Between the spring 2011 budget fight, the debt ceiling debacle, and the so-called “fiscal cliff,” the United States has cut almost $1.5 trillion in spending over the next decade, plus saving roughly $200 billion more in lower interest payments.
In fact, at the Wall Street Journal breakfast featured in the video, reporter Lori Montgomery brought up all these previous cuts point blank with Rep. Paul Ryan (R-WI). Ryan’s rejoinder encapsulated the entire bizarre kabuki dance: “That was last session. We’re going forward now.” Montgomery and the other reporters literally busted out laughing in response. (Ryan’s logic doesn’t even work on its on terms. The new tax revenues in the fiscal cliff deal were part of the last congressional session as well, but he wants to count those.)
Meanwhile, on the opposite side of the budget ledger, the country will raise only $630 billion in new tax revenue over the next decade. That’s the context in which Senate Minority Leader Mitch McConnell (R-KY) insists “the tax issue is finished,” even as both he and Speaker John Boehner (R-OH) claim to be seeking a “balanced” agreement.
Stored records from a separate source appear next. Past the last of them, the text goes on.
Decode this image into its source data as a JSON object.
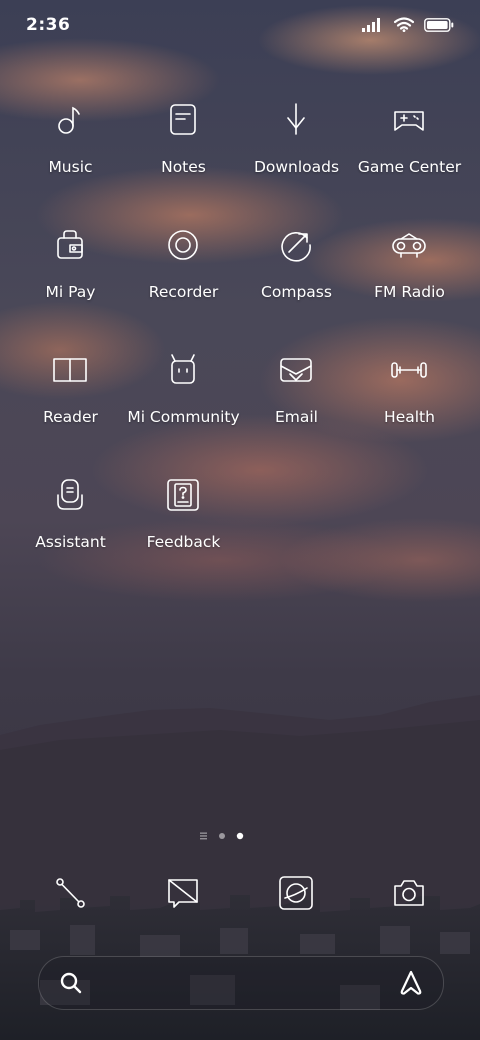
{
  "status": {
    "time": "2:36",
    "icons": [
      "signal-icon",
      "wifi-icon",
      "battery-icon"
    ]
  },
  "apps": [
    {
      "label": "Music",
      "icon": "music-note-icon"
    },
    {
      "label": "Notes",
      "icon": "notes-icon"
    },
    {
      "label": "Downloads",
      "icon": "download-arrow-icon"
    },
    {
      "label": "Game Center",
      "icon": "gamepad-icon"
    },
    {
      "label": "Mi Pay",
      "icon": "wallet-icon"
    },
    {
      "label": "Recorder",
      "icon": "record-circle-icon"
    },
    {
      "label": "Compass",
      "icon": "compass-icon"
    },
    {
      "label": "FM Radio",
      "icon": "radio-icon"
    },
    {
      "label": "Reader",
      "icon": "open-book-icon"
    },
    {
      "label": "Mi Community",
      "icon": "mi-bunny-icon"
    },
    {
      "label": "Email",
      "icon": "envelope-icon"
    },
    {
      "label": "Health",
      "icon": "dumbbell-icon"
    },
    {
      "label": "Assistant",
      "icon": "assistant-icon"
    },
    {
      "label": "Feedback",
      "icon": "feedback-icon"
    }
  ],
  "page_indicator": {
    "pages": 3,
    "current": 3
  },
  "dock": [
    {
      "icon": "phone-icon"
    },
    {
      "icon": "message-icon"
    },
    {
      "icon": "browser-icon"
    },
    {
      "icon": "camera-icon"
    }
  ],
  "search_bar": {
    "left_icon": "search-icon",
    "right_icon": "app-vault-icon"
  },
  "colors": {
    "icon_stroke": "#ffffff",
    "sky_glow": "#e39a72"
  }
}
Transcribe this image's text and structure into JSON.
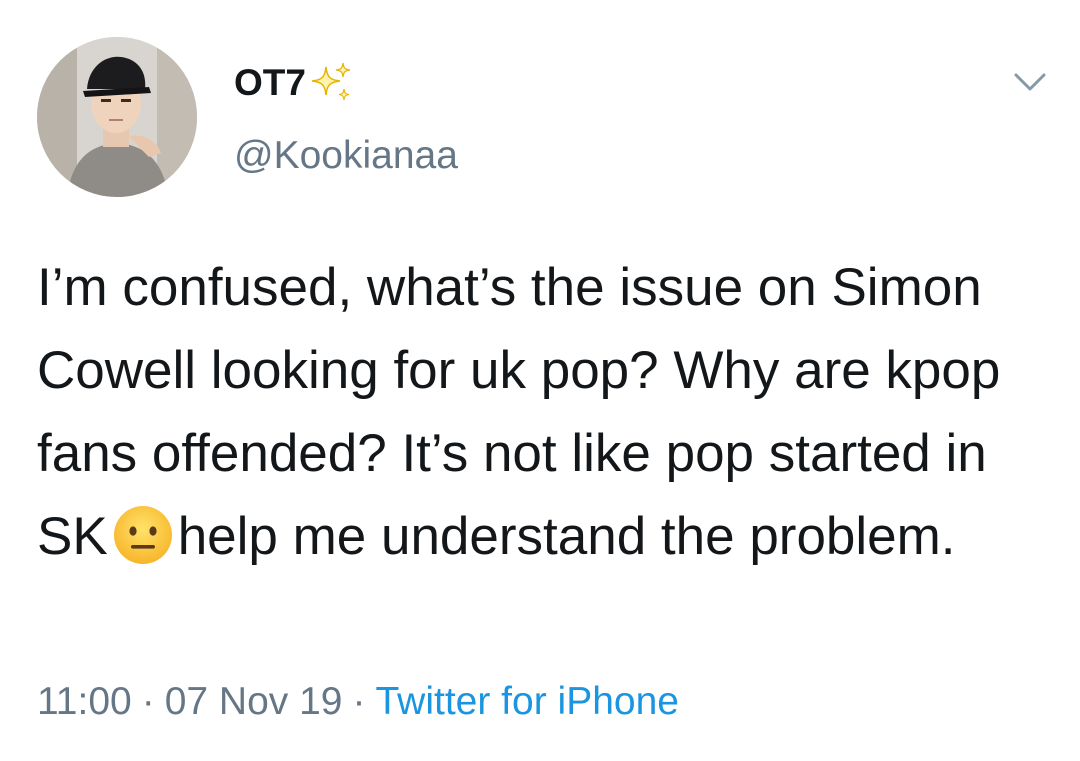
{
  "user": {
    "display_name": "OT7",
    "name_emoji": "sparkles-icon",
    "handle": "@Kookianaa",
    "avatar": "profile-avatar"
  },
  "tweet": {
    "text_before_emoji": "I’m confused, what’s the issue on Simon Cowell looking for uk pop? Why are kpop fans offended? It’s not like pop started in SK",
    "emoji": "neutral-face-icon",
    "text_after_emoji": "help me understand the problem.",
    "time": "11:00",
    "date": "07 Nov 19",
    "separator": "·",
    "source": "Twitter for iPhone"
  },
  "menu": {
    "icon": "chevron-down-icon"
  },
  "colors": {
    "text": "#14171a",
    "secondary": "#657786",
    "link": "#1b95e0",
    "sparkle": "#f5c518"
  }
}
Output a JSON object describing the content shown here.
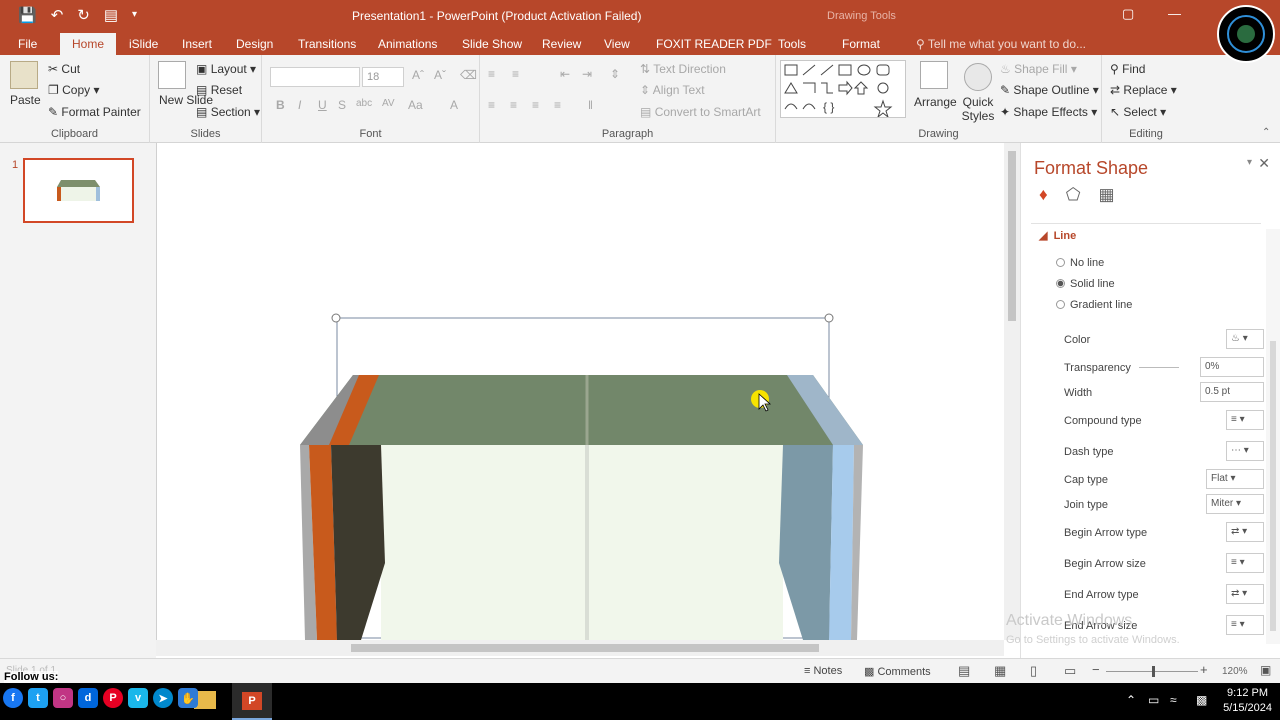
{
  "window": {
    "title": "Presentation1 - PowerPoint (Product Activation Failed)",
    "contextual_tab_group": "Drawing Tools"
  },
  "tabs": [
    "File",
    "Home",
    "iSlide",
    "Insert",
    "Design",
    "Transitions",
    "Animations",
    "Slide Show",
    "Review",
    "View",
    "FOXIT READER PDF",
    "Tools",
    "Format"
  ],
  "active_tab": "Home",
  "tell_me": "Tell me what you want to do...",
  "ribbon": {
    "clipboard": {
      "name": "Clipboard",
      "paste": "Paste",
      "cut": "Cut",
      "copy": "Copy",
      "format_painter": "Format Painter"
    },
    "slides": {
      "name": "Slides",
      "new_slide": "New Slide",
      "layout": "Layout",
      "reset": "Reset",
      "section": "Section"
    },
    "font": {
      "name": "Font",
      "size": "18"
    },
    "paragraph": {
      "name": "Paragraph",
      "text_direction": "Text Direction",
      "align_text": "Align Text",
      "convert_smartart": "Convert to SmartArt"
    },
    "drawing": {
      "name": "Drawing",
      "arrange": "Arrange",
      "quick_styles": "Quick Styles",
      "shape_fill": "Shape Fill",
      "shape_outline": "Shape Outline",
      "shape_effects": "Shape Effects"
    },
    "editing": {
      "name": "Editing",
      "find": "Find",
      "replace": "Replace",
      "select": "Select"
    }
  },
  "slides_panel": {
    "slide_number": "1"
  },
  "format_pane": {
    "title": "Format Shape",
    "section": "Line",
    "options": [
      "No line",
      "Solid line",
      "Gradient line"
    ],
    "selected_option": "Solid line",
    "props": {
      "color": "Color",
      "transparency": "Transparency",
      "transparency_value": "0%",
      "width": "Width",
      "width_value": "0.5 pt",
      "compound": "Compound type",
      "dash": "Dash type",
      "cap": "Cap type",
      "cap_value": "Flat",
      "join": "Join type",
      "join_value": "Miter",
      "begin_arrow_type": "Begin Arrow type",
      "begin_arrow_size": "Begin Arrow size",
      "end_arrow_type": "End Arrow type",
      "end_arrow_size": "End Arrow size"
    }
  },
  "watermark": {
    "line1": "Activate Windows",
    "line2": "Go to Settings to activate Windows."
  },
  "statusbar": {
    "slide_info": "Slide 1 of 1",
    "notes": "Notes",
    "comments": "Comments",
    "zoom": "120%"
  },
  "taskbar": {
    "time": "9:12 PM",
    "date": "5/15/2024"
  },
  "overlay": {
    "follow": "Follow us:"
  },
  "colors": {
    "accent": "#b7472a",
    "ribbon": "#f3f3f3"
  }
}
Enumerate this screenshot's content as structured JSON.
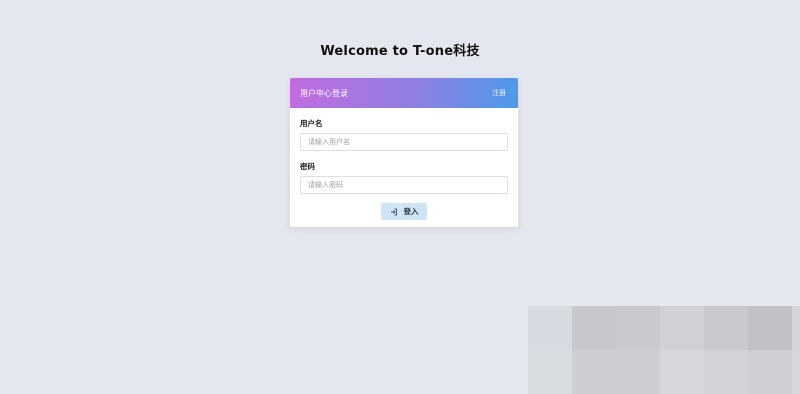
{
  "page": {
    "title": "Welcome to T-one科技"
  },
  "card": {
    "header_title": "用户中心登录",
    "register_link": "注册",
    "username": {
      "label": "用户名",
      "placeholder": "请输入用户名",
      "value": ""
    },
    "password": {
      "label": "密码",
      "placeholder": "请输入密码",
      "value": ""
    },
    "login_button": "登入",
    "login_icon": "login-icon"
  },
  "colors": {
    "background": "#e4e7ee",
    "header_gradient_start": "#c26be0",
    "header_gradient_end": "#4a9be9",
    "button_bg": "#cfe4f5"
  }
}
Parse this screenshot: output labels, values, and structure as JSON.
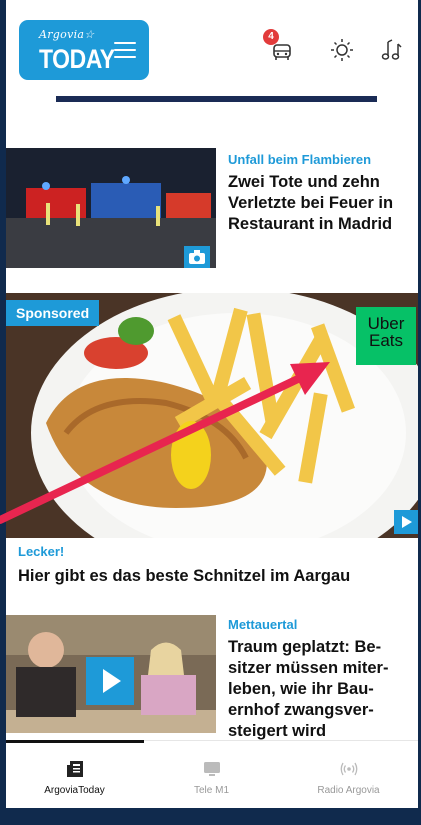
{
  "header": {
    "logo_script": "Argovia☆",
    "logo_word": "TODAY",
    "notification_count": "4"
  },
  "articles": [
    {
      "kicker": "Unfall beim Flambieren",
      "headline_lines": [
        "Zwei Tote und zehn",
        "Verletzte bei Feuer in",
        "Restaurant in Madrid"
      ]
    },
    {
      "sponsored_label": "Sponsored",
      "advertiser_lines": [
        "Uber",
        "Eats"
      ],
      "kicker": "Lecker!",
      "headline": "Hier gibt es das beste Schnitzel im Aargau"
    },
    {
      "kicker": "Mettauertal",
      "headline_lines": [
        "Traum geplatzt: Be-",
        "sitzer müssen miter-",
        "leben, wie ihr Bau-",
        "ernhof zwangsver-",
        "steigert wird"
      ]
    }
  ],
  "tabbar": {
    "tabs": [
      {
        "label": "ArgoviaToday",
        "active": true
      },
      {
        "label": "Tele M1",
        "active": false
      },
      {
        "label": "Radio Argovia",
        "active": false
      }
    ]
  },
  "colors": {
    "accent": "#1e9ad8",
    "frame": "#102a4d",
    "annotation_arrow": "#e8254f",
    "uber_green": "#06c167"
  }
}
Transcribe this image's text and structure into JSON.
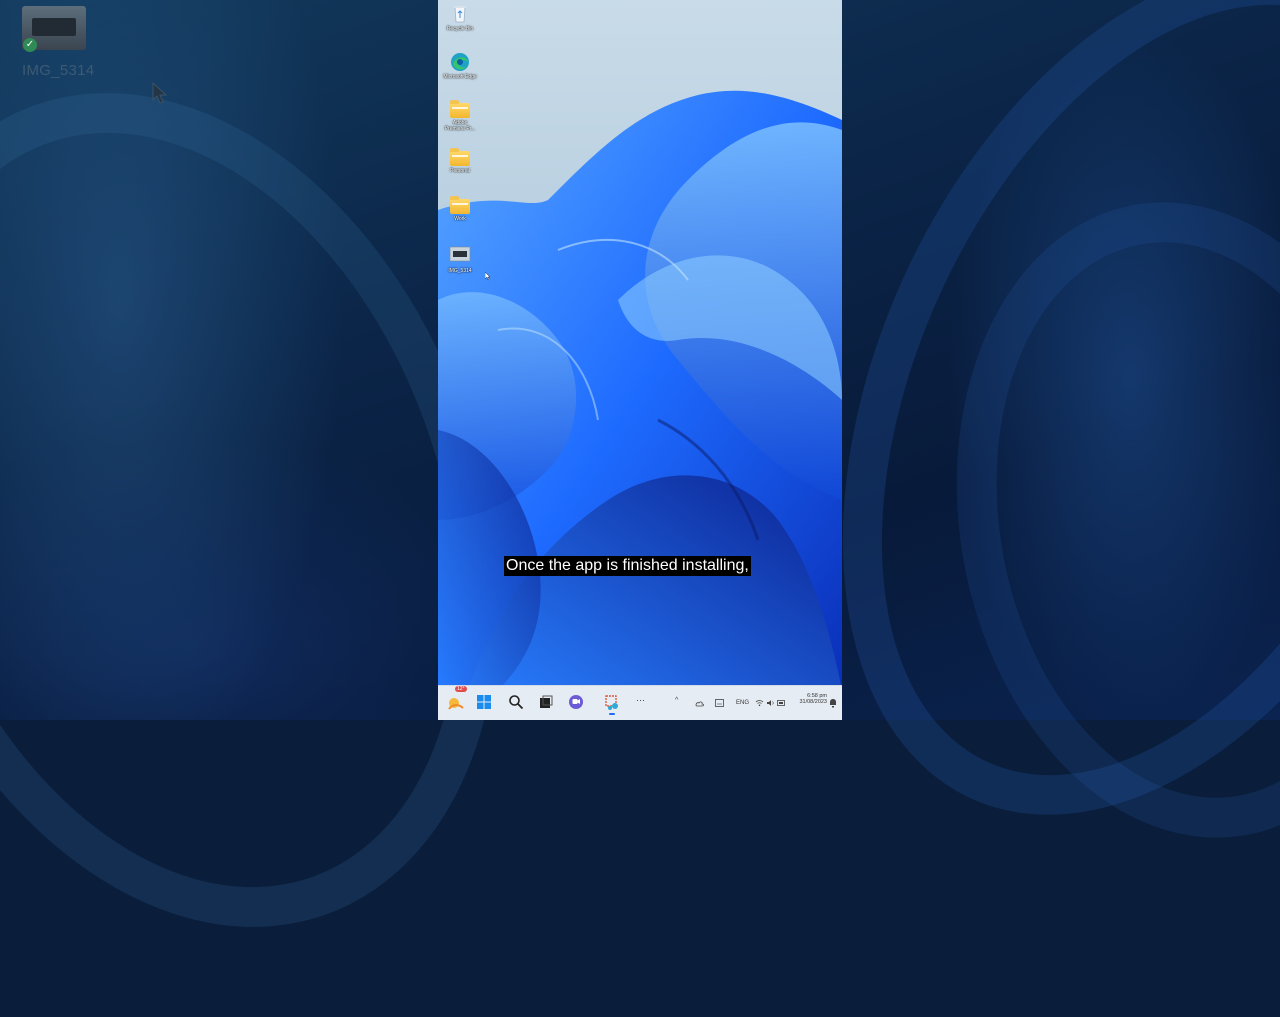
{
  "ghost_icon": {
    "label": "IMG_5314",
    "check": "✓"
  },
  "desktop_icons": [
    {
      "name": "recycle-bin-icon",
      "label": "Recycle Bin"
    },
    {
      "name": "edge-icon",
      "label": "Microsoft Edge"
    },
    {
      "name": "folder-icon",
      "label": "Adobe Premiere Pr..."
    },
    {
      "name": "folder-icon",
      "label": "Personal"
    },
    {
      "name": "folder-icon",
      "label": "Work"
    },
    {
      "name": "image-icon",
      "label": "IMG_5314"
    }
  ],
  "subtitle": "Once the app is finished installing,",
  "taskbar": {
    "weather_temp": "12°",
    "language": "ENG",
    "time": "6:58 pm",
    "date": "31/08/2023",
    "overflow": "···",
    "chevron": "^"
  },
  "colors": {
    "accent": "#1e6bff",
    "taskbar": "#e6ecf3"
  }
}
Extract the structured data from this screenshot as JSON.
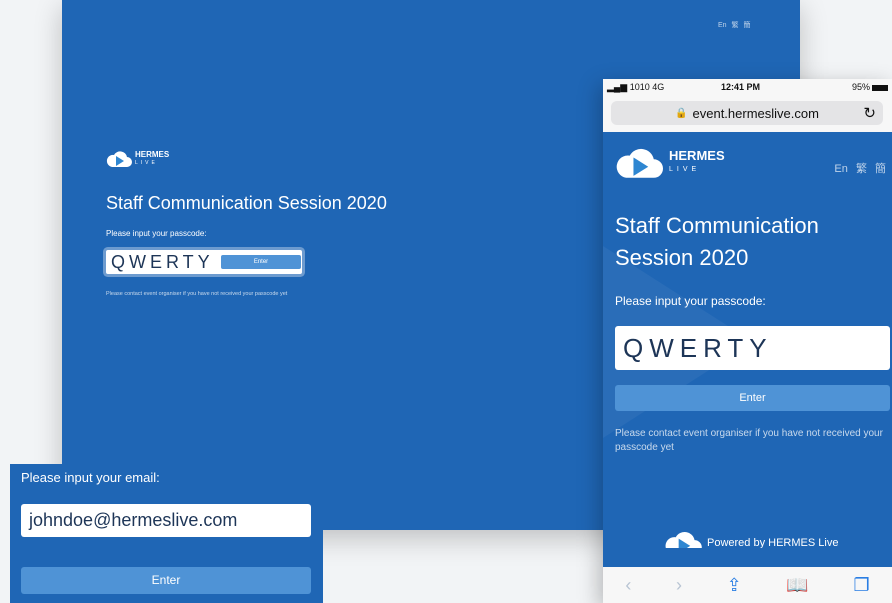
{
  "desktop": {
    "languages": [
      "En",
      "繁",
      "簡"
    ],
    "brand": "HERMES",
    "brand_sub": "LIVE",
    "title": "Staff Communication Session 2020",
    "prompt": "Please input your passcode:",
    "passcode_value": "QWERTY",
    "enter_label": "Enter",
    "note": "Please contact event organiser if you have not received your passcode yet"
  },
  "email_card": {
    "label": "Please input your email:",
    "email_value": "johndoe@hermeslive.com",
    "enter_label": "Enter"
  },
  "mobile": {
    "status": {
      "carrier": "1010  4G",
      "time": "12:41 PM",
      "battery": "95%"
    },
    "url": "event.hermeslive.com",
    "brand": "HERMES",
    "brand_sub": "LIVE",
    "languages": [
      "En",
      "繁",
      "簡"
    ],
    "title": "Staff Communication Session 2020",
    "prompt": "Please input your passcode:",
    "passcode_value": "QWERTY",
    "enter_label": "Enter",
    "note": "Please contact event organiser if you have not received your passcode yet",
    "powered": "Powered by HERMES Live",
    "toolbar_icons": [
      "back-icon",
      "forward-icon",
      "share-icon",
      "bookmarks-icon",
      "tabs-icon"
    ]
  },
  "colors": {
    "brand_blue": "#1f66b5",
    "button_blue": "#4f93d6",
    "ios_blue": "#2a7ee3"
  }
}
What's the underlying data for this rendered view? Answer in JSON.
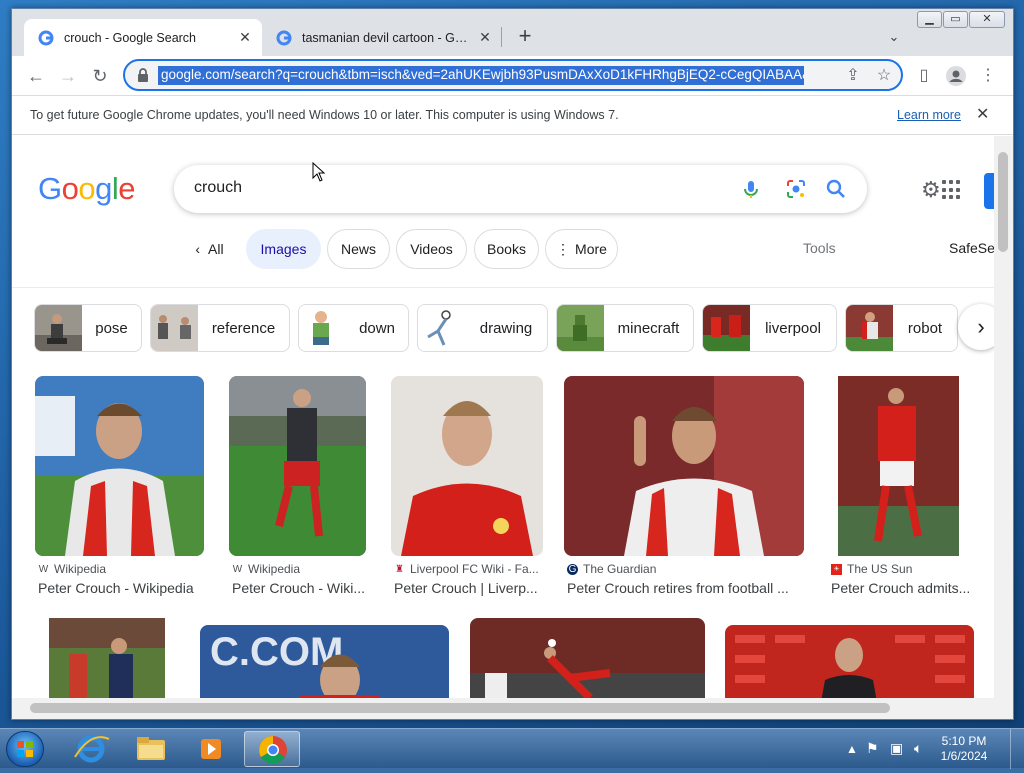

As a result, everything from Medicare, to the military, food safety, air traffic control, nutritional support for women and infants, disaster relief, law enforcement, and health research looks likely to get the axe.
Here’s a look at the top seven loopholes and giveaways that Republicans think are more important than protecting our economy, jobs, the middle class, and the most vulnerable among us:
- Extra tax breaks enjoyed by the wealthiest Americans — $520 BILLION
- Tax break for companies that ship jobs overseas — $168 BILLION
- Special tax breaks for the largest oil companies — $25 BILLION
- The loophole that allow people like Mitt Romney to pay a lower tax rate than middle-class workers — $21 BILLION
- Tax deductions for vacation homes and yachts — $10 BILLION
- The corporate jet loophole — $3 BILLION
- Special write-offs for horse breeders (aka the Bluegrass Boondoggle) — $126 MILLION
BOTTOM LINE: The Republicans are choosing to protect millionaires and special interests like Big Oil and Wall Street instead of funding our military and programs vital for the middle class and the health of our economy.
Republicans have taken to calling the deep cuts that could reverse our hard-won economic recovery ‘Obama’s Sequester.’ But a July 2011 PowerPoint obtained by John Avlon shows the opposite may be true.
Just last year Republicans agreed the sequester would crush our economy.
But now Republicans are saying they will let the sequester happen.
Could it be that Republicans need to stop the recovery because they think it is the only way to win?
They have already shown that they are willing to sabotage the economy.
It is time for the Republicans to care about the middle-class and stop playing politics!